News & Views

How to Identify Your Transferable Skills

A lot of new developers get so excited about the technical skills they acquire in our 16 Week Immersive Bootcamp that they neglect their so-called "soft skills," or transferable skills, when crafting their career assets, including their resume, portfolio, and Linkedin profile. However, employers are not just looking for robots with technical skills, they're looking for people who can do the job efficiently and get along with their teammates. While it is important to continuously develop your technical skill set, as a new developer looking for a job it also pays off to look inward, and to use this self-awareness to form a cohesive story about who you are, what you have learned from your past experience, and what you hope to achieve in the future.

Our post Career Switchers: Writing a Developer Resume Like a Pro introduced transferable skills and discussed briefly how important it is to include them in your developer resume. This post will dive a little deeper and show you how taking some time to reflect on your past achievements and determine your future goals will help you develop a personal narrative around your particular set of skills. Everybody has a unique combination of strengths -- effective job searchers are aware of theirs, emphasize them to the maximum extent on their career assets, such as their resume, LinkedIn profile, and portfolio, and discuss them comfortably in interview situations.


The first step in starting your job search and developing your resume and online presence is reflection. Before creating or editing your developer resume, portfolio, and LinkedIn profile, take some time to sit down with pen and paper or your laptop and make a list of your transferable skills.

Identify Your Natural Strengths

First, think about your natural character traits. Think back to your childhood and your time in college. What have you always been good at? Perhaps you’re outgoing and get along well with everyone -- well, you have good Interpersonal skills, and probably have great Team Building and Teamwork skills to boot. Now, think about your relationships with your friends and your family. Are you always the one who plans reunions and get-togethers? It sounds like you are naturally systematic and organized -- excellent, not everyone can claim to have good Organizational skills. Do your friends come to you when they need advice? You're probably a natural at Problem Solving and Logical Thinking.

Determine What You Have Learned

Now, think back over your past work experience. What skills have you developed or learned over the years? Maybe five years of Customer Service work taught you to quickly identify the root of a customer’s issues, and sharpened your Problem-Solving skills. Perhaps you developed Conflict Management and Conflict Resolution skills through a previous career in HR, or your freelance writing work has taught you a lot about Time Management.

Unorganized post-it notes

Don't underestimate the importance of Organizational skills

Look to the Future

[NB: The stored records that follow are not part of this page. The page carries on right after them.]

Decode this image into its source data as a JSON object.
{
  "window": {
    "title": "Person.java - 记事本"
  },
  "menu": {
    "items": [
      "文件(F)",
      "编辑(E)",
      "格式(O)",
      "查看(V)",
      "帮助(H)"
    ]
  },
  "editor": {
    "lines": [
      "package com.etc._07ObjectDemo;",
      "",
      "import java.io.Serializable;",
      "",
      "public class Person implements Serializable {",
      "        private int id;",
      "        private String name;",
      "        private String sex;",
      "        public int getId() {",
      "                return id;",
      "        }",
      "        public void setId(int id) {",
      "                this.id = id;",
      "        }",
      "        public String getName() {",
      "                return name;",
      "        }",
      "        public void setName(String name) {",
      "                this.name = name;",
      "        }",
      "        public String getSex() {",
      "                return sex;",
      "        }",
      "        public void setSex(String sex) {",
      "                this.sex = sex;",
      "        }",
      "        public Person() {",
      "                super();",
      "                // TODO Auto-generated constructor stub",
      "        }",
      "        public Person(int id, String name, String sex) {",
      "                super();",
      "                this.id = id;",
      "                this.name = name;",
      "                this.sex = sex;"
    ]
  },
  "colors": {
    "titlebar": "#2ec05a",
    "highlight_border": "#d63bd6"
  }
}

Now that you have your list of skills, it's time to think about the kind of job you want and narrow this list to focus on transferable skills that support this professional goal. For this, you'll want to look ahead to the future -- where exactly do you want to be in your career in five years? Ten years? Think generally here -- what kind of workplace do you see yourself in; what kind of boss would you like?

Maybe you see yourself in an office, working closely with members of your workgroup on your product. This obviously shows an interest in more team-oriented roles, meaning that you should place more emphasis on your Teamwork skills, and other transferable skills that are related to Teamwork, such as Interpersonal skills, Leadership, and Delegation, in your career assets. Or, maybe the opposite is true and you see yourself working independently, freelancing for several different clients. This is great too -- just make sure to focus on transferable skills that showcase your independence, like Organization, Time Management, and Self-Direction.

Develop Your Story

By now, you should have a list of transferable skills that is specifically tailored to you. This particular set of transferable skills will form the backbone of your personal narrative -- a story that highlights your core strengths formed from your experience. You've already started thinking about this story when identifying your skills; now it's time to put it all together.

Once you have an idea of this narrative, you'll want to make sure that all of your career assets support it. Your LinkedIn profile is a great place to start -- you have more room here than you do in your resume to go into a little more detail about specific projects you led or workgroups you were in where you demonstrated some of those transferable skills that are core to your story. And what about the About Me section in your portfolio? This is the perfect place to subtly insert emphasis on your transferable skills, while communicating your personality as well. For instance, if your narrative includes a focus on your Organizational skills, you could mention your carefully catalogued rare coin collection.

A coherent, consistent personal narrative is especially important to career changers in interviews as well. This self-knowledge will help you to concisely explain how your past experience has led you to your current situation, and how this experience relates to your future goals in development. Having a clear idea of your personal narrative will ensure that you are able to go beyond expressing your new interest in and passion for programming to showing an employer how you are specifically prepared to excel in a development career.

We provide detailed resume reviews and guidance in our programs. If you're interested in learning more, please click the button below to download a course packet! Download Catalog
Katy McElroy Katy McElroy Student Services Coordinator LinkedIn